- _Task statement_
The finished copy should hold every entry exactly as given, and no pictures.

- _Supplied material_
###
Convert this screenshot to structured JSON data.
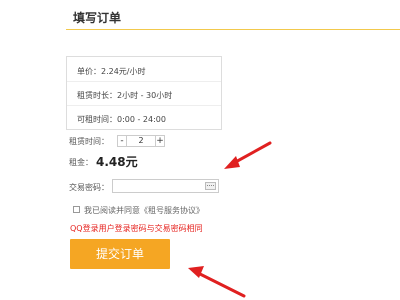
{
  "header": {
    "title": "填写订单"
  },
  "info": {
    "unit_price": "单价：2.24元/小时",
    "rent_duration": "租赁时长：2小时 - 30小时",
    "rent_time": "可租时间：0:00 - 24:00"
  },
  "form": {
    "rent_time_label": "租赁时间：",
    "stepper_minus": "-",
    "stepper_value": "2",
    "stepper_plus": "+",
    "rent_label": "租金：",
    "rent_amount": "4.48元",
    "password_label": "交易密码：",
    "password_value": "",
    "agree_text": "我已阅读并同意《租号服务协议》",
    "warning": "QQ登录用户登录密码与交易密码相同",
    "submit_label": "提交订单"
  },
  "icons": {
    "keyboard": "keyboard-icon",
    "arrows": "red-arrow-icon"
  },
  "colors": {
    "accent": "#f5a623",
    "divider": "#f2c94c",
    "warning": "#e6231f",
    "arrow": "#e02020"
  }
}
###
- _Answer to the problem_
Convert this screenshot to structured JSON data.
{
  "header": {
    "title": "填写订单"
  },
  "info": {
    "unit_price": "单价：2.24元/小时",
    "rent_duration": "租赁时长：2小时 - 30小时",
    "rent_time": "可租时间：0:00 - 24:00"
  },
  "form": {
    "rent_time_label": "租赁时间：",
    "stepper_minus": "-",
    "stepper_value": "2",
    "stepper_plus": "+",
    "rent_label": "租金：",
    "rent_amount": "4.48元",
    "password_label": "交易密码：",
    "password_value": "",
    "agree_text": "我已阅读并同意《租号服务协议》",
    "warning": "QQ登录用户登录密码与交易密码相同",
    "submit_label": "提交订单"
  },
  "icons": {
    "keyboard": "keyboard-icon",
    "arrows": "red-arrow-icon"
  },
  "colors": {
    "accent": "#f5a623",
    "divider": "#f2c94c",
    "warning": "#e6231f",
    "arrow": "#e02020"
  }
}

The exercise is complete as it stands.